Web page and app entries:
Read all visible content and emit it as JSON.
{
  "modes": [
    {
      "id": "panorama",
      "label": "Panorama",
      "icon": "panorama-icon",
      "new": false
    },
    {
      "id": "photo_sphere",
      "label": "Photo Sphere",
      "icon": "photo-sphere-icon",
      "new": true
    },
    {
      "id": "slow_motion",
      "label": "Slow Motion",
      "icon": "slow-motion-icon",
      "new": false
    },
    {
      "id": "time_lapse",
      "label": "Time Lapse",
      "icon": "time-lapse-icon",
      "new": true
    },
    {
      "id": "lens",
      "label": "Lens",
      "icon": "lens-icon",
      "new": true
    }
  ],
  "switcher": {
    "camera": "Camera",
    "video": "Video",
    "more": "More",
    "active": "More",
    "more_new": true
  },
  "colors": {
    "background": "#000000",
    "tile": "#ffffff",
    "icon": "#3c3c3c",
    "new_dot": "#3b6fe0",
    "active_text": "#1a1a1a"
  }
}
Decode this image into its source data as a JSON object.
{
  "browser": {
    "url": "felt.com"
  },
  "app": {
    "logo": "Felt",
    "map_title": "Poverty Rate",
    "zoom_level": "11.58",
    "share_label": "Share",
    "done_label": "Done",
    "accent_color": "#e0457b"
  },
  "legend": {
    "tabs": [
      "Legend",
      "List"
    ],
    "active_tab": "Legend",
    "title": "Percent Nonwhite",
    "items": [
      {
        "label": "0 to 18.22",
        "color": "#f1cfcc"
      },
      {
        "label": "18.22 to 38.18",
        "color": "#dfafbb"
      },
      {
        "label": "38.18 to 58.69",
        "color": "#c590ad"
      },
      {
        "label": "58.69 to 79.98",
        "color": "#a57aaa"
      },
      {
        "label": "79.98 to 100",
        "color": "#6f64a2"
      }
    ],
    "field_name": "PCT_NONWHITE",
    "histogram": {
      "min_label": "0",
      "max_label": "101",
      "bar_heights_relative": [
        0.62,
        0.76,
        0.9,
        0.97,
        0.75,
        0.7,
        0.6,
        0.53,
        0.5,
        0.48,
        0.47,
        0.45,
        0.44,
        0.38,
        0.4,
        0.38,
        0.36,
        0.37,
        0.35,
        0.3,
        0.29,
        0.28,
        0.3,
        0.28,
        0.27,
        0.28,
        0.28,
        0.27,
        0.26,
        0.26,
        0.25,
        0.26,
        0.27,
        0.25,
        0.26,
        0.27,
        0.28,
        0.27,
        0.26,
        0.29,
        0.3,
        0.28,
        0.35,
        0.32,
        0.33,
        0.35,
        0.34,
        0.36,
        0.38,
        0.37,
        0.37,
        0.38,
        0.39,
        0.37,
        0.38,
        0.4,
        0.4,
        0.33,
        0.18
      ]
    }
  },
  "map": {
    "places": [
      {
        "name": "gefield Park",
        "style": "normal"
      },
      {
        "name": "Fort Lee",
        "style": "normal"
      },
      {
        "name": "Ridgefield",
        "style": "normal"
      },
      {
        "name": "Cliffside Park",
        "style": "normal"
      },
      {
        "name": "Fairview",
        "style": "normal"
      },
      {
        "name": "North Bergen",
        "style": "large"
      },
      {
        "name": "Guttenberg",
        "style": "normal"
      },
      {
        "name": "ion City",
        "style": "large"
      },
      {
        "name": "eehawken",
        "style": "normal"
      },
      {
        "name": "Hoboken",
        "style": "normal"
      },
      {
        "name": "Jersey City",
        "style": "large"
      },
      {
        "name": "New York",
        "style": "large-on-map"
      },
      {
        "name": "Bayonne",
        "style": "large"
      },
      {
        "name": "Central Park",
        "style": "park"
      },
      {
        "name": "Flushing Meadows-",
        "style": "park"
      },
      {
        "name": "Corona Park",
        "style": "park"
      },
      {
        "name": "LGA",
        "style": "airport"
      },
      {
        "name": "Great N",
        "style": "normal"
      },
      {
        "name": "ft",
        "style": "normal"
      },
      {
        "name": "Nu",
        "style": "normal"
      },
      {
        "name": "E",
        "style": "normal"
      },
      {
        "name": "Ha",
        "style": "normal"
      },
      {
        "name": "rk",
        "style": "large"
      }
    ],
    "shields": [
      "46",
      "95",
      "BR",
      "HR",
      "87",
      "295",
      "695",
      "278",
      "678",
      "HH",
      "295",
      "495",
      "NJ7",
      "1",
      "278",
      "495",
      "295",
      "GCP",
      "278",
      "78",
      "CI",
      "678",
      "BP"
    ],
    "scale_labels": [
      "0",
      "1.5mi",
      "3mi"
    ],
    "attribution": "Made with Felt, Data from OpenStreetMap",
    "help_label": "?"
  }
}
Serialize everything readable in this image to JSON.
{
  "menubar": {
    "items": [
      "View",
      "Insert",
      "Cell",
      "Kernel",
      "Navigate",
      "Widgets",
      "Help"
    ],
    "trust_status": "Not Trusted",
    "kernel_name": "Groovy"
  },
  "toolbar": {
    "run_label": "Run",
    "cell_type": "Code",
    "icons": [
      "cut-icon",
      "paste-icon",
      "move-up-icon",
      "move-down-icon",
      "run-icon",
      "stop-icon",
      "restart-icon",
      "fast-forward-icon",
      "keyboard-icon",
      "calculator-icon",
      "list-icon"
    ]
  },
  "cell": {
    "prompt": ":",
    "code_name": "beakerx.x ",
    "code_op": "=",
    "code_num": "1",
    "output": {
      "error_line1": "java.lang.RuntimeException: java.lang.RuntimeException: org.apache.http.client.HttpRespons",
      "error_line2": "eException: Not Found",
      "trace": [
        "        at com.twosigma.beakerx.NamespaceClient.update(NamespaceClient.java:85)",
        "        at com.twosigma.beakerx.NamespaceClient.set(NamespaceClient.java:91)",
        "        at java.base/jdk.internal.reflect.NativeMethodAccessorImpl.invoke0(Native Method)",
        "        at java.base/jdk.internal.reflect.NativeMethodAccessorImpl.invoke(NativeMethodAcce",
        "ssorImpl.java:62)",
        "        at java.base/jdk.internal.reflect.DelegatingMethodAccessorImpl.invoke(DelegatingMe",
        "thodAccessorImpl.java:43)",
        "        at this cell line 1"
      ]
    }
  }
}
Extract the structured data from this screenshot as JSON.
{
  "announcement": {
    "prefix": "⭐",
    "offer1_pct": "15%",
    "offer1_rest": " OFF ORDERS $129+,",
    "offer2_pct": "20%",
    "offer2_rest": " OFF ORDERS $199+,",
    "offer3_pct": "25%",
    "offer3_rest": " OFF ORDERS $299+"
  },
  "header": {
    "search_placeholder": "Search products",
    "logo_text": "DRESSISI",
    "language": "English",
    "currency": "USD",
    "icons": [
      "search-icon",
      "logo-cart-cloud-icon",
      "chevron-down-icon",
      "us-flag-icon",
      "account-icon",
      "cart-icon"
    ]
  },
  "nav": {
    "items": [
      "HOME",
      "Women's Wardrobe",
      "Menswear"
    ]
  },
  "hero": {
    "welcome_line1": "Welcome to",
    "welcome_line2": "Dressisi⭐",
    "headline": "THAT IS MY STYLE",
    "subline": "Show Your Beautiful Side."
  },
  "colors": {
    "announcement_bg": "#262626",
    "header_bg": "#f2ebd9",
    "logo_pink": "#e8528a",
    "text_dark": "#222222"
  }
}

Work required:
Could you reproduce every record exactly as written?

Task answer:
Read all visible content and emit it as JSON.
{
  "modes": [
    {
      "id": "panorama",
      "label": "Panorama",
      "icon": "panorama-icon",
      "new": false
    },
    {
      "id": "photo_sphere",
      "label": "Photo Sphere",
      "icon": "photo-sphere-icon",
      "new": true
    },
    {
      "id": "slow_motion",
      "label": "Slow Motion",
      "icon": "slow-motion-icon",
      "new": false
    },
    {
      "id": "time_lapse",
      "label": "Time Lapse",
      "icon": "time-lapse-icon",
      "new": true
    },
    {
      "id": "lens",
      "label": "Lens",
      "icon": "lens-icon",
      "new": true
    }
  ],
  "switcher": {
    "camera": "Camera",
    "video": "Video",
    "more": "More",
    "active": "More",
    "more_new": true
  },
  "colors": {
    "background": "#000000",
    "tile": "#ffffff",
    "icon": "#3c3c3c",
    "new_dot": "#3b6fe0",
    "active_text": "#1a1a1a"
  }
}
Decode this image into its source data as a JSON object.
{
  "browser": {
    "url": "felt.com"
  },
  "app": {
    "logo": "Felt",
    "map_title": "Poverty Rate",
    "zoom_level": "11.58",
    "share_label": "Share",
    "done_label": "Done",
    "accent_color": "#e0457b"
  },
  "legend": {
    "tabs": [
      "Legend",
      "List"
    ],
    "active_tab": "Legend",
    "title": "Percent Nonwhite",
    "items": [
      {
        "label": "0 to 18.22",
        "color": "#f1cfcc"
      },
      {
        "label": "18.22 to 38.18",
        "color": "#dfafbb"
      },
      {
        "label": "38.18 to 58.69",
        "color": "#c590ad"
      },
      {
        "label": "58.69 to 79.98",
        "color": "#a57aaa"
      },
      {
        "label": "79.98 to 100",
        "color": "#6f64a2"
      }
    ],
    "field_name": "PCT_NONWHITE",
    "histogram": {
      "min_label": "0",
      "max_label": "101",
      "bar_heights_relative": [
        0.62,
        0.76,
        0.9,
        0.97,
        0.75,
        0.7,
        0.6,
        0.53,
        0.5,
        0.48,
        0.47,
        0.45,
        0.44,
        0.38,
        0.4,
        0.38,
        0.36,
        0.37,
        0.35,
        0.3,
        0.29,
        0.28,
        0.3,
        0.28,
        0.27,
        0.28,
        0.28,
        0.27,
        0.26,
        0.26,
        0.25,
        0.26,
        0.27,
        0.25,
        0.26,
        0.27,
        0.28,
        0.27,
        0.26,
        0.29,
        0.3,
        0.28,
        0.35,
        0.32,
        0.33,
        0.35,
        0.34,
        0.36,
        0.38,
        0.37,
        0.37,
        0.38,
        0.39,
        0.37,
        0.38,
        0.4,
        0.4,
        0.33,
        0.18
      ]
    }
  },
  "map": {
    "places": [
      {
        "name": "gefield Park",
        "style": "normal"
      },
      {
        "name": "Fort Lee",
        "style": "normal"
      },
      {
        "name": "Ridgefield",
        "style": "normal"
      },
      {
        "name": "Cliffside Park",
        "style": "normal"
      },
      {
        "name": "Fairview",
        "style": "normal"
      },
      {
        "name": "North Bergen",
        "style": "large"
      },
      {
        "name": "Guttenberg",
        "style": "normal"
      },
      {
        "name": "ion City",
        "style": "large"
      },
      {
        "name": "eehawken",
        "style": "normal"
      },
      {
        "name": "Hoboken",
        "style": "normal"
      },
      {
        "name": "Jersey City",
        "style": "large"
      },
      {
        "name": "New York",
        "style": "large-on-map"
      },
      {
        "name": "Bayonne",
        "style": "large"
      },
      {
        "name": "Central Park",
        "style": "park"
      },
      {
        "name": "Flushing Meadows-",
        "style": "park"
      },
      {
        "name": "Corona Park",
        "style": "park"
      },
      {
        "name": "LGA",
        "style": "airport"
      },
      {
        "name": "Great N",
        "style": "normal"
      },
      {
        "name": "ft",
        "style": "normal"
      },
      {
        "name": "Nu",
        "style": "normal"
      },
      {
        "name": "E",
        "style": "normal"
      },
      {
        "name": "Ha",
        "style": "normal"
      },
      {
        "name": "rk",
        "style": "large"
      }
    ],
    "shields": [
      "46",
      "95",
      "BR",
      "HR",
      "87",
      "295",
      "695",
      "278",
      "678",
      "HH",
      "295",
      "495",
      "NJ7",
      "1",
      "278",
      "495",
      "295",
      "GCP",
      "278",
      "78",
      "CI",
      "678",
      "BP"
    ],
    "scale_labels": [
      "0",
      "1.5mi",
      "3mi"
    ],
    "attribution": "Made with Felt, Data from OpenStreetMap",
    "help_label": "?"
  }
}
Serialize everything readable in this image to JSON.
{
  "menubar": {
    "items": [
      "View",
      "Insert",
      "Cell",
      "Kernel",
      "Navigate",
      "Widgets",
      "Help"
    ],
    "trust_status": "Not Trusted",
    "kernel_name": "Groovy"
  },
  "toolbar": {
    "run_label": "Run",
    "cell_type": "Code",
    "icons": [
      "cut-icon",
      "paste-icon",
      "move-up-icon",
      "move-down-icon",
      "run-icon",
      "stop-icon",
      "restart-icon",
      "fast-forward-icon",
      "keyboard-icon",
      "calculator-icon",
      "list-icon"
    ]
  },
  "cell": {
    "prompt": ":",
    "code_name": "beakerx.x ",
    "code_op": "=",
    "code_num": "1",
    "output": {
      "error_line1": "java.lang.RuntimeException: java.lang.RuntimeException: org.apache.http.client.HttpRespons",
      "error_line2": "eException: Not Found",
      "trace": [
        "        at com.twosigma.beakerx.NamespaceClient.update(NamespaceClient.java:85)",
        "        at com.twosigma.beakerx.NamespaceClient.set(NamespaceClient.java:91)",
        "        at java.base/jdk.internal.reflect.NativeMethodAccessorImpl.invoke0(Native Method)",
        "        at java.base/jdk.internal.reflect.NativeMethodAccessorImpl.invoke(NativeMethodAcce",
        "ssorImpl.java:62)",
        "        at java.base/jdk.internal.reflect.DelegatingMethodAccessorImpl.invoke(DelegatingMe",
        "thodAccessorImpl.java:43)",
        "        at this cell line 1"
      ]
    }
  }
}
Extract the structured data from this screenshot as JSON.
{
  "announcement": {
    "prefix": "⭐",
    "offer1_pct": "15%",
    "offer1_rest": " OFF ORDERS $129+,",
    "offer2_pct": "20%",
    "offer2_rest": " OFF ORDERS $199+,",
    "offer3_pct": "25%",
    "offer3_rest": " OFF ORDERS $299+"
  },
  "header": {
    "search_placeholder": "Search products",
    "logo_text": "DRESSISI",
    "language": "English",
    "currency": "USD",
    "icons": [
      "search-icon",
      "logo-cart-cloud-icon",
      "chevron-down-icon",
      "us-flag-icon",
      "account-icon",
      "cart-icon"
    ]
  },
  "nav": {
    "items": [
      "HOME",
      "Women's Wardrobe",
      "Menswear"
    ]
  },
  "hero": {
    "welcome_line1": "Welcome to",
    "welcome_line2": "Dressisi⭐",
    "headline": "THAT IS MY STYLE",
    "subline": "Show Your Beautiful Side."
  },
  "colors": {
    "announcement_bg": "#262626",
    "header_bg": "#f2ebd9",
    "logo_pink": "#e8528a",
    "text_dark": "#222222"
  }
}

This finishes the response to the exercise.